RECORDS PROVIDED:

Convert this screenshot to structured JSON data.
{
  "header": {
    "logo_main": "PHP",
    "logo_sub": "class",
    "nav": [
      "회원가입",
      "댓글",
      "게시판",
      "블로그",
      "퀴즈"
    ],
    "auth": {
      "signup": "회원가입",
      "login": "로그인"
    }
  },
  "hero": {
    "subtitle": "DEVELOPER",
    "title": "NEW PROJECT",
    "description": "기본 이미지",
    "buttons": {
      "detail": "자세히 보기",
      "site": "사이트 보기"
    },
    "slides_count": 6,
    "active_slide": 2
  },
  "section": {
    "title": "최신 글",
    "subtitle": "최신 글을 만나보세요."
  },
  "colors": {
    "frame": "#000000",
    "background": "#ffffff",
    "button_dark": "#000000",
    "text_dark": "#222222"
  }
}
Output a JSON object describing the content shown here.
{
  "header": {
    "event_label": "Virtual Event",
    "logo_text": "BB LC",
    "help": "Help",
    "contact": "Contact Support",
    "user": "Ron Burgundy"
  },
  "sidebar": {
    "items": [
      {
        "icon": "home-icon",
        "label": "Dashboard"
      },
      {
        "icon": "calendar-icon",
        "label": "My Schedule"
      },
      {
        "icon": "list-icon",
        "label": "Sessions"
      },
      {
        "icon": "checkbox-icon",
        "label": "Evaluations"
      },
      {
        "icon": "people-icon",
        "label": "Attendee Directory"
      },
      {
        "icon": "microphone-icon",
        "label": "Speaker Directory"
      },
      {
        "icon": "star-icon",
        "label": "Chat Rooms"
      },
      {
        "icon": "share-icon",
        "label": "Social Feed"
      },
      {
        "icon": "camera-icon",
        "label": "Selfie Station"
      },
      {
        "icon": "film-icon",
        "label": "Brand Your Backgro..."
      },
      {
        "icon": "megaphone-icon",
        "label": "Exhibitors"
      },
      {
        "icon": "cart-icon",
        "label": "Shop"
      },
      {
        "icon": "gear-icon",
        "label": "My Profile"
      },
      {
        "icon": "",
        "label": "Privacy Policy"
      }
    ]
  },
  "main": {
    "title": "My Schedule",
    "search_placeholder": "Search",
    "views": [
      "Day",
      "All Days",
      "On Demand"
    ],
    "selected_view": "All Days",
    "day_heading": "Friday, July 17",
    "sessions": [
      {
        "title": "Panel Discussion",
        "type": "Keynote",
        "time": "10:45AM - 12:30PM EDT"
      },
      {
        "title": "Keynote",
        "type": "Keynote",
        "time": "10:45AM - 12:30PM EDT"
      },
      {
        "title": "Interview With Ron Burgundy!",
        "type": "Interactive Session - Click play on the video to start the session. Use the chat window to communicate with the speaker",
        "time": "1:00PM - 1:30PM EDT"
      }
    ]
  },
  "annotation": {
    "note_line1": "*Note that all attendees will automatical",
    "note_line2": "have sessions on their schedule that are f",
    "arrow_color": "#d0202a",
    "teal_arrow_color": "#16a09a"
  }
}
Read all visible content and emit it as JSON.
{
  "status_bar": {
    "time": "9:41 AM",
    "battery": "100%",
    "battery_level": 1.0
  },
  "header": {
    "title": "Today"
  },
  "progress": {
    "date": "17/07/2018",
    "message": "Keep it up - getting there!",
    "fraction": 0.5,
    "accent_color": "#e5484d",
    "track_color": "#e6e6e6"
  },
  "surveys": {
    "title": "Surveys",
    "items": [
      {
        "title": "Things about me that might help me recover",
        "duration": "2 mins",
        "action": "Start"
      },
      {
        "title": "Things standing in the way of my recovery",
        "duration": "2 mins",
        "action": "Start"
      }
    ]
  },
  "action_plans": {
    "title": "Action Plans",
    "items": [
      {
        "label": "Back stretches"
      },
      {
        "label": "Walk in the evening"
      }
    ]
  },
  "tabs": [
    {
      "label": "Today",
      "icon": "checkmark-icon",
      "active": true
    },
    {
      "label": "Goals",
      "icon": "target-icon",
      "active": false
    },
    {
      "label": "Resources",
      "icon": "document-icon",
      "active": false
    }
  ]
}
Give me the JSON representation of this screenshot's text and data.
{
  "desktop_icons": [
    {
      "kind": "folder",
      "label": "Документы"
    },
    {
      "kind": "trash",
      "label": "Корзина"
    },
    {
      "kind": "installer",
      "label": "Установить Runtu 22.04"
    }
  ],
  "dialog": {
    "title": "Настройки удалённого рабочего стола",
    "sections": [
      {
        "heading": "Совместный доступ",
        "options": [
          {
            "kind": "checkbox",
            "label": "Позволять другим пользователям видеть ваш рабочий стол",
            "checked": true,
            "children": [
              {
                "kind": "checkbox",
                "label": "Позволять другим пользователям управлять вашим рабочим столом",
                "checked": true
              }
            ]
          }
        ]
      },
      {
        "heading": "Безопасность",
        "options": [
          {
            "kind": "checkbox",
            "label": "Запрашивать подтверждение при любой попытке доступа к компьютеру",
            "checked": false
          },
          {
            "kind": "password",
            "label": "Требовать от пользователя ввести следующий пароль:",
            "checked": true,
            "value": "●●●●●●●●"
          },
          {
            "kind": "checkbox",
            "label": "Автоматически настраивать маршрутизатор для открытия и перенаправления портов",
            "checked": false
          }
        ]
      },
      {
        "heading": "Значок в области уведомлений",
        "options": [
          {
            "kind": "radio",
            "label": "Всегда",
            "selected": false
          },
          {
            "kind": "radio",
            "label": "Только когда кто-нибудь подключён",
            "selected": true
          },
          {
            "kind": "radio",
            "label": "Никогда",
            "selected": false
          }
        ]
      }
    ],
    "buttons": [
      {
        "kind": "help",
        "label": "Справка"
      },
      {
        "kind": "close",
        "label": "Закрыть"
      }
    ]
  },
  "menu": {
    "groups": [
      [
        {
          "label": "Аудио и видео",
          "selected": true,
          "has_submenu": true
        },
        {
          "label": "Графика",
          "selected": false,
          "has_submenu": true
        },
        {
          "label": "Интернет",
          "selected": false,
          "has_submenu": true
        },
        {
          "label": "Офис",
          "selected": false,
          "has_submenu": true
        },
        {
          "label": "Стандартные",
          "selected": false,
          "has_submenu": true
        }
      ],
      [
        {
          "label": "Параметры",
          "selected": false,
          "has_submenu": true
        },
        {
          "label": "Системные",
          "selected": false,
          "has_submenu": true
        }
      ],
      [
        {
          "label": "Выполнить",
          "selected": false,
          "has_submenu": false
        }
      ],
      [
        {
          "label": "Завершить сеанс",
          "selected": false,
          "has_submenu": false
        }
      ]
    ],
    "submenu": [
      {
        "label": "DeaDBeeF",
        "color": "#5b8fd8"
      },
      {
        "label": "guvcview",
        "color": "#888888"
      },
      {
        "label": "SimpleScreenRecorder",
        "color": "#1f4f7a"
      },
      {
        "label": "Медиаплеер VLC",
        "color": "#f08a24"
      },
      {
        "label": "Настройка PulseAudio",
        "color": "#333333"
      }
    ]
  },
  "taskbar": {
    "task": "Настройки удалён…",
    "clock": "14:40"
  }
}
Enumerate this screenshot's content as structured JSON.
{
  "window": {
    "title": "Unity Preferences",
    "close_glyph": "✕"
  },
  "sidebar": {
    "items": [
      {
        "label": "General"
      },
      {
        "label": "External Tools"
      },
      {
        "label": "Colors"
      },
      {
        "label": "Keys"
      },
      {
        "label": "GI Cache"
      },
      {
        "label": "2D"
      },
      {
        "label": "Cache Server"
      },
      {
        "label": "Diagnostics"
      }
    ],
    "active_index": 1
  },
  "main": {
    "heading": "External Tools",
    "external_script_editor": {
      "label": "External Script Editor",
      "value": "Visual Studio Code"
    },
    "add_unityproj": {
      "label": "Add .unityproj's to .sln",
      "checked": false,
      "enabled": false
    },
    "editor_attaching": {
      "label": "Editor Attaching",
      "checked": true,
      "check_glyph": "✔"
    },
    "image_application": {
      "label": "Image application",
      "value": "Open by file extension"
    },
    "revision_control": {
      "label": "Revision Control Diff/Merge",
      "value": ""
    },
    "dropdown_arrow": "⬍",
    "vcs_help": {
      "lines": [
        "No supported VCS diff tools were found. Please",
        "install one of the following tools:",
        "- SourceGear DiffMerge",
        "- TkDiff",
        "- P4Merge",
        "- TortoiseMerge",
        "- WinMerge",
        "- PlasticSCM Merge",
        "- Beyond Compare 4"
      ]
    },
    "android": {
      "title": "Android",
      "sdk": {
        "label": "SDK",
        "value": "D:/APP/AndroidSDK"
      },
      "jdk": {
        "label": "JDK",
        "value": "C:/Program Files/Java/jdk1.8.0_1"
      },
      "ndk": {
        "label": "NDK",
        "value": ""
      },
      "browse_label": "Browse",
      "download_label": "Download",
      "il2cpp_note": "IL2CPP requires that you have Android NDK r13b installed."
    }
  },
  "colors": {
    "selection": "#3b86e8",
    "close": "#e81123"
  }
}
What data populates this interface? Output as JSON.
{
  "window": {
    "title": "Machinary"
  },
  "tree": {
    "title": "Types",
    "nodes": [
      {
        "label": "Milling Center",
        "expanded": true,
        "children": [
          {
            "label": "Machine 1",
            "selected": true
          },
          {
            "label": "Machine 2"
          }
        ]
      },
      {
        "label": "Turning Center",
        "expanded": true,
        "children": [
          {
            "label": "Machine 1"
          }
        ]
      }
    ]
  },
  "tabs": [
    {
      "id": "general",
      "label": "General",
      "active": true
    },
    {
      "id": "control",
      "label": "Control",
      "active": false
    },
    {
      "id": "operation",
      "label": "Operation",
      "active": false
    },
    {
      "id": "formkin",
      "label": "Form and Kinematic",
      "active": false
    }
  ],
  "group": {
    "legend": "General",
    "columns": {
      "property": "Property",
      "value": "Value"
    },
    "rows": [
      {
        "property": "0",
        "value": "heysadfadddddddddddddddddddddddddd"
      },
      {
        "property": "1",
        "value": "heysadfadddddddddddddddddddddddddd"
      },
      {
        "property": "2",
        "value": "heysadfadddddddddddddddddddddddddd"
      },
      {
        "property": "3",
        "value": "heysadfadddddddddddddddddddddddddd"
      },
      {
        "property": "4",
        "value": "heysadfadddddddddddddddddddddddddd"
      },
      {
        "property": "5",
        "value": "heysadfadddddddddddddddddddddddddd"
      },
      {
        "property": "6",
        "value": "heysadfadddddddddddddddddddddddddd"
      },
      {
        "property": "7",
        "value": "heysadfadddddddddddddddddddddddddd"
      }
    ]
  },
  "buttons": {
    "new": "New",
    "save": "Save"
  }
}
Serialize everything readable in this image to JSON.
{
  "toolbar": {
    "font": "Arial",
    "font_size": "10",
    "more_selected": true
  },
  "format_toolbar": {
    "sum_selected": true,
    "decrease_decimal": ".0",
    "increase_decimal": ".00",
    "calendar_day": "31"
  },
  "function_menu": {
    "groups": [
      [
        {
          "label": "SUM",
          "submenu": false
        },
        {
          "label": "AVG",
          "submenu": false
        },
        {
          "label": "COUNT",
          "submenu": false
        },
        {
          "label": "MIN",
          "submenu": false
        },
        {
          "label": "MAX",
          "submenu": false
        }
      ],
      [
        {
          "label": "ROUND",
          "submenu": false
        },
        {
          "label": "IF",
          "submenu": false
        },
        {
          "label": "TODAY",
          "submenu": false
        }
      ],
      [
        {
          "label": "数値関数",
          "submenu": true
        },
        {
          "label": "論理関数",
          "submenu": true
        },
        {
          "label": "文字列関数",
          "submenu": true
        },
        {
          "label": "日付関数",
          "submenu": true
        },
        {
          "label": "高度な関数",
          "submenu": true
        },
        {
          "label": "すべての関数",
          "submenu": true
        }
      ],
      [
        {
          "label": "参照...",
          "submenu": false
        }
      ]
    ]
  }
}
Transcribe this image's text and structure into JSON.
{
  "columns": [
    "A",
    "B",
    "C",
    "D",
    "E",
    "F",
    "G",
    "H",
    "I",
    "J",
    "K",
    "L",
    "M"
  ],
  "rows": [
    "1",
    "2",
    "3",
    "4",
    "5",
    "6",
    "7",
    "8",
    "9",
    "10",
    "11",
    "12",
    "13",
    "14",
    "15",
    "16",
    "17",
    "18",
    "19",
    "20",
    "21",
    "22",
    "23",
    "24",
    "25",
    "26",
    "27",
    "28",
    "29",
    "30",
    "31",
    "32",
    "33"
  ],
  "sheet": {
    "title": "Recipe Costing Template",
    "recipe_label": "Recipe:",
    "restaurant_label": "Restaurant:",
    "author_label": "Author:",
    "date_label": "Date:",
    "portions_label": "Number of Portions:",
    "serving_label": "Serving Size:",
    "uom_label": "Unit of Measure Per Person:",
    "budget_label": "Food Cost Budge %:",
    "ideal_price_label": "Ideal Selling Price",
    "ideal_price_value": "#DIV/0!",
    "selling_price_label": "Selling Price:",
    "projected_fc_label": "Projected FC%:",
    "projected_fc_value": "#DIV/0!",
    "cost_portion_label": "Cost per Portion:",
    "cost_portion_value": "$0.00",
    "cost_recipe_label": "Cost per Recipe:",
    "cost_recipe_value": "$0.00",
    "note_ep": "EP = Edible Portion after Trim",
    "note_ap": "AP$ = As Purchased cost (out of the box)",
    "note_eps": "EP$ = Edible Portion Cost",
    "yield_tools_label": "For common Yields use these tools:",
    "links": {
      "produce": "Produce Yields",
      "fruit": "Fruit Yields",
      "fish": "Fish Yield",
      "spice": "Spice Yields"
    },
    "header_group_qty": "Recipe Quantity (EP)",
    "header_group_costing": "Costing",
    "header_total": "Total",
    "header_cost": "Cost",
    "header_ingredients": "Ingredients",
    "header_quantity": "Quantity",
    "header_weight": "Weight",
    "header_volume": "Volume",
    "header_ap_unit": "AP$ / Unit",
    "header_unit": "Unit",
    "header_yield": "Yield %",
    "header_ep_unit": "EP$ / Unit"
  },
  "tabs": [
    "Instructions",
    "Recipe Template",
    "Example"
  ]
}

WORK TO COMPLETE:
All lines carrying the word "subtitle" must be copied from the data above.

SOLUTION BELOW:
    "subtitle": "DEVELOPER",
    "subtitle": "최신 글을 만나보세요."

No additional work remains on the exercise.